Pomona, CA. (September 28, 2006) – The Los Angeles Latino Book & Family Festival (LA-LBFF) takes will take place on October 14 and 15, 2006 at the Fairplex in Pomona, CA. Celebrating it’s 10th anniversary, LA-LBFF continues the tradition of bringing together authors, booksellers, cultural entertainment and other vendors to create an eclectic family atmosphere of fun and appreciation of reading books. The Festival is open to the public from 10:00am to 6:00pm on Saturday and from 10:00am to 5:00pm on Sunday.
. . . .
Among the authors scheduled to appear are: Tommy Chong, Ruben Navarrette Jr., Yasmin Davidds, Mabel Katz, Reyna Grande, Al Martinez, Lara Rios, Art Rodriguez, Maria Ercilla , Maria Enriquez, Jorge Argueta and Sam Quinones,
. . . .
The Los Angeles Latino Book & Family Festival is sponsored by Amtrak, CVS Pharmacy, PFF, Continental Airlines, Pizza Hut, the California Teachers Association, Pampered Chef, Pacific Oaks College, LATV, Impacto USA, Para Todos, Los Kitos, Ethos Fuel Reformulator, the San Fernando Valley Sun, Jerzees, La Banda Elastica, Hispanic Lifestyle Magazine, Warehouse Shoe Sales and Velázquez Press.

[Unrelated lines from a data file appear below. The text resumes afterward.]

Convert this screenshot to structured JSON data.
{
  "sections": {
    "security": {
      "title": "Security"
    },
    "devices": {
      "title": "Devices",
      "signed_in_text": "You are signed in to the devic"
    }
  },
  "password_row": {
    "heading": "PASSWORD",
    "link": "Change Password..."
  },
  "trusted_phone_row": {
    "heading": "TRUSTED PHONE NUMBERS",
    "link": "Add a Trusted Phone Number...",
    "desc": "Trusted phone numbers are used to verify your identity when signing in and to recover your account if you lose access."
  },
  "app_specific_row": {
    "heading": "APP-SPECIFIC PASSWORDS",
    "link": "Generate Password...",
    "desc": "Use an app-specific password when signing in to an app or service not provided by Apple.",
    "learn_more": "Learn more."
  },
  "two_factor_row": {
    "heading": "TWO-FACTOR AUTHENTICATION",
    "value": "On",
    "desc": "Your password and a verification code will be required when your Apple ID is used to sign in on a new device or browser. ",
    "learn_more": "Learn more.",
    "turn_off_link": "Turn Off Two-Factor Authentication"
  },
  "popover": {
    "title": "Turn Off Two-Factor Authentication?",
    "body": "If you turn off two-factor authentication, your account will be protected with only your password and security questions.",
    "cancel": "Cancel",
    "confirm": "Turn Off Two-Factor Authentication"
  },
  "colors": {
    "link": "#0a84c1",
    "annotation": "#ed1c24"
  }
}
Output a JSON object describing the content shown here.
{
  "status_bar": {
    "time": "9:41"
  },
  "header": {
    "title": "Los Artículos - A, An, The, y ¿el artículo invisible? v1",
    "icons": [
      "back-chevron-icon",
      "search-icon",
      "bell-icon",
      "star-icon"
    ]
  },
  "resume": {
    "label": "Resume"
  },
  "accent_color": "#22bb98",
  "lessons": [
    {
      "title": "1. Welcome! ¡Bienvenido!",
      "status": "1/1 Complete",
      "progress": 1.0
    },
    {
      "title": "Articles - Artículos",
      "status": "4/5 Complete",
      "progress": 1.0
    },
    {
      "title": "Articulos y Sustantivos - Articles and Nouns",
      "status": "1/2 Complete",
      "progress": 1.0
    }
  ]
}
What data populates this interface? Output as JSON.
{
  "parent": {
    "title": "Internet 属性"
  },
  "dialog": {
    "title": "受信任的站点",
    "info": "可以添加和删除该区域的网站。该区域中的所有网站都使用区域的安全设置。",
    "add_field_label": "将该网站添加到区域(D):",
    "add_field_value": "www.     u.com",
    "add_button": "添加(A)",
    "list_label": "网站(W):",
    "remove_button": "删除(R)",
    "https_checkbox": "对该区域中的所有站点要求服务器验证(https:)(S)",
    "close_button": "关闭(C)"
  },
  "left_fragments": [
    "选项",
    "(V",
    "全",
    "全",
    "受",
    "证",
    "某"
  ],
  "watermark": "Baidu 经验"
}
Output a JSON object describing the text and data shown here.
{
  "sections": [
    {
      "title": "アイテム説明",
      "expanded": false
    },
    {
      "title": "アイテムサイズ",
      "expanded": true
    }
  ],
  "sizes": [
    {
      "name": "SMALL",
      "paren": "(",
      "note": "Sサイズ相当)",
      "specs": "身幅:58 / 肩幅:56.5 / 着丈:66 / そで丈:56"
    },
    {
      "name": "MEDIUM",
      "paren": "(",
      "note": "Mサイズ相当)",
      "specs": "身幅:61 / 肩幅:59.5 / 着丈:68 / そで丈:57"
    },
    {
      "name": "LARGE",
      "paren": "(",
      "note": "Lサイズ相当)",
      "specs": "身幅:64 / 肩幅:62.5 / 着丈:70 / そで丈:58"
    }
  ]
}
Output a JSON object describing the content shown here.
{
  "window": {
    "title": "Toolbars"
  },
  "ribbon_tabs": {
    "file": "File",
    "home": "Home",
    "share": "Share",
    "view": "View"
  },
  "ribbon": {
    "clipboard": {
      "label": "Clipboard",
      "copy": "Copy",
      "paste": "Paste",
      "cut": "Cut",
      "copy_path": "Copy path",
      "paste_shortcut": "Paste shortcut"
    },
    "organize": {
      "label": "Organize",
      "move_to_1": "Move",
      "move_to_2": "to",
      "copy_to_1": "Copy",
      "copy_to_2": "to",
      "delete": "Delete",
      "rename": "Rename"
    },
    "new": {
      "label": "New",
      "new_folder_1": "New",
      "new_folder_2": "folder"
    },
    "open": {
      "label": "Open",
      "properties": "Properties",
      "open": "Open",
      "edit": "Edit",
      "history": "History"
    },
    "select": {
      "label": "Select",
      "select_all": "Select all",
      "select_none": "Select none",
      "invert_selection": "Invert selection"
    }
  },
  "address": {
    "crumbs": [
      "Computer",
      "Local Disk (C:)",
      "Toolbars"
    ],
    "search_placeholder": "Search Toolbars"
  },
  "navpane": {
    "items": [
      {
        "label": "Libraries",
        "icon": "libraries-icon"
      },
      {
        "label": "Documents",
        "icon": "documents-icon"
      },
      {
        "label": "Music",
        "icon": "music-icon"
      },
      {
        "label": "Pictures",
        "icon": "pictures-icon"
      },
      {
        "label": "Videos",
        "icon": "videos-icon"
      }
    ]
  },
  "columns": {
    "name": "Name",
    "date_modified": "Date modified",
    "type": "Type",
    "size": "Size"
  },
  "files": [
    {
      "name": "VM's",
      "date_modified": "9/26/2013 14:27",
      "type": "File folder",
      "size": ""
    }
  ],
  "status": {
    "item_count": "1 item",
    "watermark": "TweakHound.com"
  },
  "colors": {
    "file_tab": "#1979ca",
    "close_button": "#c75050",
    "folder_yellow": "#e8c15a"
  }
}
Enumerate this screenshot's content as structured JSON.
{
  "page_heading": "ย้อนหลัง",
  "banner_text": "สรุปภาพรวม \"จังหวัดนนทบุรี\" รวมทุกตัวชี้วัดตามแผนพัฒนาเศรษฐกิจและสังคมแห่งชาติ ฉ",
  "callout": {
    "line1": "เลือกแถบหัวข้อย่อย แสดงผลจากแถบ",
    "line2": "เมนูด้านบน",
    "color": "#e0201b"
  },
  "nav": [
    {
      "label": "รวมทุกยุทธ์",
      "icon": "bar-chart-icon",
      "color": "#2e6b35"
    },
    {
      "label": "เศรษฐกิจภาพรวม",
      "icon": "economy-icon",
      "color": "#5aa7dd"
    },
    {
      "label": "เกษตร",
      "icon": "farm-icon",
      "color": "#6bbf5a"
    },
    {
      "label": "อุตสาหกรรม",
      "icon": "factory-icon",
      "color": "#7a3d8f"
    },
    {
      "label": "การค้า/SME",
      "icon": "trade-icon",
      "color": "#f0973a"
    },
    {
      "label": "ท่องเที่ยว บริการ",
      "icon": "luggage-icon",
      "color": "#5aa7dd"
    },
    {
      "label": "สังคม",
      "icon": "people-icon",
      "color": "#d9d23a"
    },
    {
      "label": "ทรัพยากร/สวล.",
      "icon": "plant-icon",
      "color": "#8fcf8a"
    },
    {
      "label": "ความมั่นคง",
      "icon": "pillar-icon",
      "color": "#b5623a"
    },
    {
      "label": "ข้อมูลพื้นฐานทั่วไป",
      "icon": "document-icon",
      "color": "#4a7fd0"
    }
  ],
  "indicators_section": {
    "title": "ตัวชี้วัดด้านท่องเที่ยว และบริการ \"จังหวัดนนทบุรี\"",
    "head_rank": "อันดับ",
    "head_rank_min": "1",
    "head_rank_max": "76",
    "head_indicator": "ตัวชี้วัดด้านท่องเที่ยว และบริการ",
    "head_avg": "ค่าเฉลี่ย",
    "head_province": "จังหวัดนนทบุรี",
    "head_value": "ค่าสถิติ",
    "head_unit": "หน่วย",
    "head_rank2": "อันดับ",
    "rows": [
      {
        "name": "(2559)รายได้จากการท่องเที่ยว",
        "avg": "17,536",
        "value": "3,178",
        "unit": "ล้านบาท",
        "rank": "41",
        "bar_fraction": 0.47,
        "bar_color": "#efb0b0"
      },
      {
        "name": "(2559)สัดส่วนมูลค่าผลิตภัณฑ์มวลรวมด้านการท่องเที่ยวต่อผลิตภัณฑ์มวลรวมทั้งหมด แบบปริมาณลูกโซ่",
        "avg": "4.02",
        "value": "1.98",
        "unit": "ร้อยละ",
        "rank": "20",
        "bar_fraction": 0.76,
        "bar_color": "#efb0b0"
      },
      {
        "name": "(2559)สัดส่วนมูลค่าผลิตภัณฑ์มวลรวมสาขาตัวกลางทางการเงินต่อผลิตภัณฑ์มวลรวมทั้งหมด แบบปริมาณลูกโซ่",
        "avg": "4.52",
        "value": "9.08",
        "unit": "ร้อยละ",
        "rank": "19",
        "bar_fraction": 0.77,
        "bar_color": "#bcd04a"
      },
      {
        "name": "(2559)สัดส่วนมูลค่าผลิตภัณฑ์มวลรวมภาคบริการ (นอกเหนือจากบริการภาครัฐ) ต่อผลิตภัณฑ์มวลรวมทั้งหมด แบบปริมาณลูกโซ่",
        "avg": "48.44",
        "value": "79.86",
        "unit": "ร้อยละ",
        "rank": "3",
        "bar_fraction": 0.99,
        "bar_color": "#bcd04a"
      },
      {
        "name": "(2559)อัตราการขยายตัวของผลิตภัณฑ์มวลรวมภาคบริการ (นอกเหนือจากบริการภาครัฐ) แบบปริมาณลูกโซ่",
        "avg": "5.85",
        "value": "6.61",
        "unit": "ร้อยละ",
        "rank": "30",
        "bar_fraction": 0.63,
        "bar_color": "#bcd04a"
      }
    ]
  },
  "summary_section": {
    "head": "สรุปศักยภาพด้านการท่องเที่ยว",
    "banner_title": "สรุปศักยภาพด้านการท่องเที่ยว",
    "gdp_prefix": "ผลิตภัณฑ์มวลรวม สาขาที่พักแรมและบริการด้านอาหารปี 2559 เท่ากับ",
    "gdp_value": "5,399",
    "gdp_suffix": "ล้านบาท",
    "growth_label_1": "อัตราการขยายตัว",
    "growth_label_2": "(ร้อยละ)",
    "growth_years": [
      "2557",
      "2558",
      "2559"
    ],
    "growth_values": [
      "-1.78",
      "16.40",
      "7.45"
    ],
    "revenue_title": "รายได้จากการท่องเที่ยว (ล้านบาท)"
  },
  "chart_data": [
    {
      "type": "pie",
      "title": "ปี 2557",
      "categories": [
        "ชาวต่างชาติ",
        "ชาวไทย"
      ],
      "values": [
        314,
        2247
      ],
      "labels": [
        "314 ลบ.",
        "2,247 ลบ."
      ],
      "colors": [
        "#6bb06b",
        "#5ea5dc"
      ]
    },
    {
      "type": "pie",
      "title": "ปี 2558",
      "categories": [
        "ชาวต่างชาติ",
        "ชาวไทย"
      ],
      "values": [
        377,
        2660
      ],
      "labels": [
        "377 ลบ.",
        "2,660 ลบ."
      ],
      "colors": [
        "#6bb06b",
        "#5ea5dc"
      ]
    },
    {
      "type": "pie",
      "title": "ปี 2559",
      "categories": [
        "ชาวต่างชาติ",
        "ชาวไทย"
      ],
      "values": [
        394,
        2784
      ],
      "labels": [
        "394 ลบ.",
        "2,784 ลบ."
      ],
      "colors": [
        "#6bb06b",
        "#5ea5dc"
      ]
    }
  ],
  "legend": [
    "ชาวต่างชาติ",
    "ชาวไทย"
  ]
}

Log on to www.lbff.us, and click on “Los Angeles” on the left, for more information and an up-to-date schedule of events and exciting news about authors and performers added to the program.

The first, maybe annual, La Bloga Día de los Muertos Amoxcalli-Descansos Contest. Here's your chance to get exposure for your great piece relating to el Día de los Muertos. Through Oct. 24th we will accept prose, poetry, essay, in English or Spanish or Spanglish--just about anything concerning this indigenous/modern tradition. Fantasy, children's stories, young adult, horror, serious, or not so--anything you want to share on La Bloga. Shorter pieces are preferred (less than 500 words), since we are the editorial staff and will base decisions on quality and how little work is required of us. We will feature one prize winner each day of the week of Day of the Dead. For more details, see the September 28 issue of La Bloga. Send to mailto:labloga@readraza.com

Look for La Bloga's Events page upcoming. We'll calendar and catalog an assemblage of Dia de los Muertos events from Long Island Cemetery to the Endless Sea.

And so it goes, another Tuesday. I'm heading downrange until next week.


1 comment:

OSCAR said...

Really, and I thought the Bear rape scene was hilarious. If you think about it the bear could be an analogy for the land and the land taking power back from those who abuse it.

But then again I don't like to think about things like that too much.